This blog is a basic note on insurances and is aimed at those involved on a construction related project for perhaps the first time. We often request insurances certificates but parties are unsure as to why we do this and this blog aims to address this.
There is no doubt that insuring works to be performed by a contractor, consultant or sub-contractor is of vital importance to any construction project. It is important for two main reasons. The first is that it covers the insured against an insured liability. The second is that the insurance provides comfort to the client, should the client need to make a claim, such as for defective design. There are various types of insurance policies issued on construction projects such as Product Liability, Employer’s Liability, Public Liability, Professional Indemnity and Contractors All Risk. Some companies may also obtain Directors and Officers (D&O) and, increasingly, Cyber insurance.
Going back to basics, it is important to review any insurance certificate disclosed by the insured for several reasons. We have come across many insurance certificates where the name of the insured is different to that required such as by the contract. Whether it is a misspelt name, only referred to in part, or the wrong type of legal entity (LLP, Plc, Ltd), it is important that these details are correct. A reason for this is so that the beneficiary can, at any early stage, be mindful that the insured may seek to place reliance on and make a claim under the insurance certificate.
We also need to see insurance certificates to check that the insurance value and basis detailed on the certificate is correct when reviewed against what the client requires as adequate insurance. We do this to ensure the insurance arrangements are back to back with the express requirements of the building contract, warranties and appointment documents. The insurance required of each party, such as each member of the design team, should reflect the value and nature of the works to be performed and perhaps also the value of the overall project.
The wording of the insurance certificate also indicates the type of basis on which the insurance is held which can be critically important. For example, if an insurance certificate has an Each and Every basis, and the certificate indemnity limit is £5m, several claimants may bring various unrelated claims, but each claim will be subject to a limit of £5m. An alternative basis can limit all claims together to no more than the indemnity limit in any one policy year (known as an Aggregate basis). This means that if the insurer has already paid out the indemnity limit of £5m two months into the policy year, then the insurer is not liable to pay any more claims during the remaining 10 months which means that those further claims are effectively uninsured. Remember also, these limits will include legal costs. The “each and every” claim policy is likely to give a party wishing to bring a claim more security but it is likely to be more expensive for the contractor or consultant to purchase because it exposes the insurer to greater risk. These examples show that it is crucial to understand the needs of your client when agreeing a particular type of indemnity basis.

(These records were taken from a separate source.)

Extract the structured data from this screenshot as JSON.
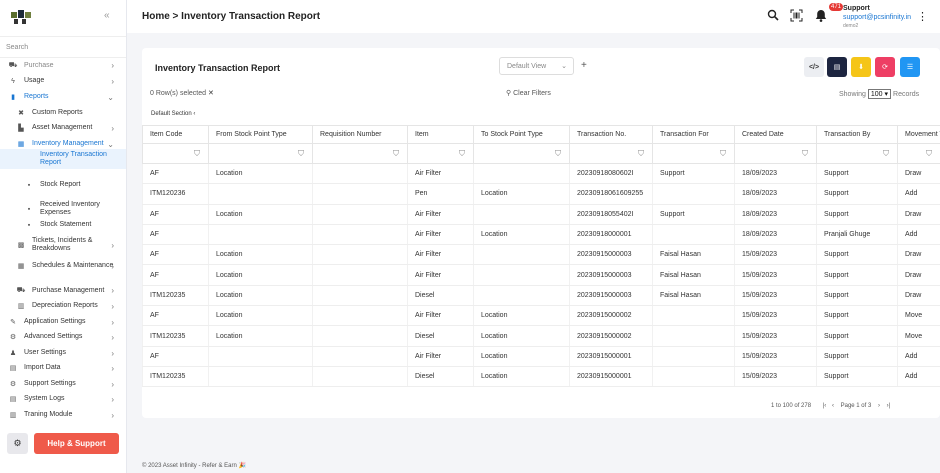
{
  "sidebar": {
    "search_placeholder": "Search",
    "items": [
      {
        "label": "Purchase",
        "icon": "cart-icon"
      },
      {
        "label": "Usage",
        "icon": "bolt-icon"
      },
      {
        "label": "Reports",
        "icon": "report-icon"
      },
      {
        "label": "Custom Reports",
        "icon": "tools-icon"
      },
      {
        "label": "Asset Management",
        "icon": "building-icon"
      },
      {
        "label": "Inventory Management",
        "icon": "inventory-icon"
      },
      {
        "label": "Inventory Transaction Report",
        "icon": ""
      },
      {
        "label": "Stock Report",
        "icon": "doc-icon"
      },
      {
        "label": "Received Inventory Expenses",
        "icon": "doc-icon"
      },
      {
        "label": "Stock Statement",
        "icon": "doc-icon"
      },
      {
        "label": "Tickets, Incidents & Breakdowns",
        "icon": "ticket-icon"
      },
      {
        "label": "Schedules & Maintenance",
        "icon": "calendar-icon"
      },
      {
        "label": "Purchase Management",
        "icon": "cart-icon"
      },
      {
        "label": "Depreciation Reports",
        "icon": "chart-icon"
      },
      {
        "label": "Application Settings",
        "icon": "wrench-icon"
      },
      {
        "label": "Advanced Settings",
        "icon": "gears-icon"
      },
      {
        "label": "User Settings",
        "icon": "users-icon"
      },
      {
        "label": "Import Data",
        "icon": "import-icon"
      },
      {
        "label": "Support Settings",
        "icon": "support-icon"
      },
      {
        "label": "System Logs",
        "icon": "logs-icon"
      },
      {
        "label": "Traning Module",
        "icon": "training-icon"
      }
    ],
    "help_label": "Help & Support"
  },
  "header": {
    "breadcrumb": "Home > Inventory Transaction Report",
    "notif_count": "471",
    "user_name": "Support",
    "user_email": "support@pcsinfinity.in",
    "user_role": "demo2"
  },
  "card": {
    "title": "Inventory Transaction Report",
    "view_select": "Default View",
    "rows_selected": "0 Row(s) selected",
    "clear_filters": "Clear Filters",
    "showing_label": "Showing",
    "showing_value": "100",
    "records_label": "Records",
    "section_label": "Default Section"
  },
  "table": {
    "columns": [
      "Item Code",
      "From Stock Point Type",
      "Requisition Number",
      "Item",
      "To Stock Point Type",
      "Transaction No.",
      "Transaction For",
      "Created Date",
      "Transaction By",
      "Movement T"
    ],
    "rows": [
      [
        "AF",
        "Location",
        "",
        "Air Filter",
        "",
        "20230918080602I",
        "Support",
        "18/09/2023",
        "Support",
        "Draw"
      ],
      [
        "ITM120236",
        "",
        "",
        "Pen",
        "Location",
        "20230918061609255",
        "",
        "18/09/2023",
        "Support",
        "Add"
      ],
      [
        "AF",
        "Location",
        "",
        "Air Filter",
        "",
        "20230918055402I",
        "Support",
        "18/09/2023",
        "Support",
        "Draw"
      ],
      [
        "AF",
        "",
        "",
        "Air Filter",
        "Location",
        "20230918000001",
        "",
        "18/09/2023",
        "Pranjali Ghuge",
        "Add"
      ],
      [
        "AF",
        "Location",
        "",
        "Air Filter",
        "",
        "20230915000003",
        "Faisal Hasan",
        "15/09/2023",
        "Support",
        "Draw"
      ],
      [
        "AF",
        "Location",
        "",
        "Air Filter",
        "",
        "20230915000003",
        "Faisal Hasan",
        "15/09/2023",
        "Support",
        "Draw"
      ],
      [
        "ITM120235",
        "Location",
        "",
        "Diesel",
        "",
        "20230915000003",
        "Faisal Hasan",
        "15/09/2023",
        "Support",
        "Draw"
      ],
      [
        "AF",
        "Location",
        "",
        "Air Filter",
        "Location",
        "20230915000002",
        "",
        "15/09/2023",
        "Support",
        "Move"
      ],
      [
        "ITM120235",
        "Location",
        "",
        "Diesel",
        "Location",
        "20230915000002",
        "",
        "15/09/2023",
        "Support",
        "Move"
      ],
      [
        "AF",
        "",
        "",
        "Air Filter",
        "Location",
        "20230915000001",
        "",
        "15/09/2023",
        "Support",
        "Add"
      ],
      [
        "ITM120235",
        "",
        "",
        "Diesel",
        "Location",
        "20230915000001",
        "",
        "15/09/2023",
        "Support",
        "Add"
      ]
    ]
  },
  "pager": {
    "range": "1 to 100 of 278",
    "page": "Page 1 of 3"
  },
  "footer": "© 2023  Asset Infinity - Refer & Earn 🎉"
}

From a client perspective, we always aim to ensure that appropriate insurance cover is in place, to protect the insured, in the event of a claim arising in the future as absent this the impact on the client can be unhelpful.
A further insurance back to basics Blog will follow.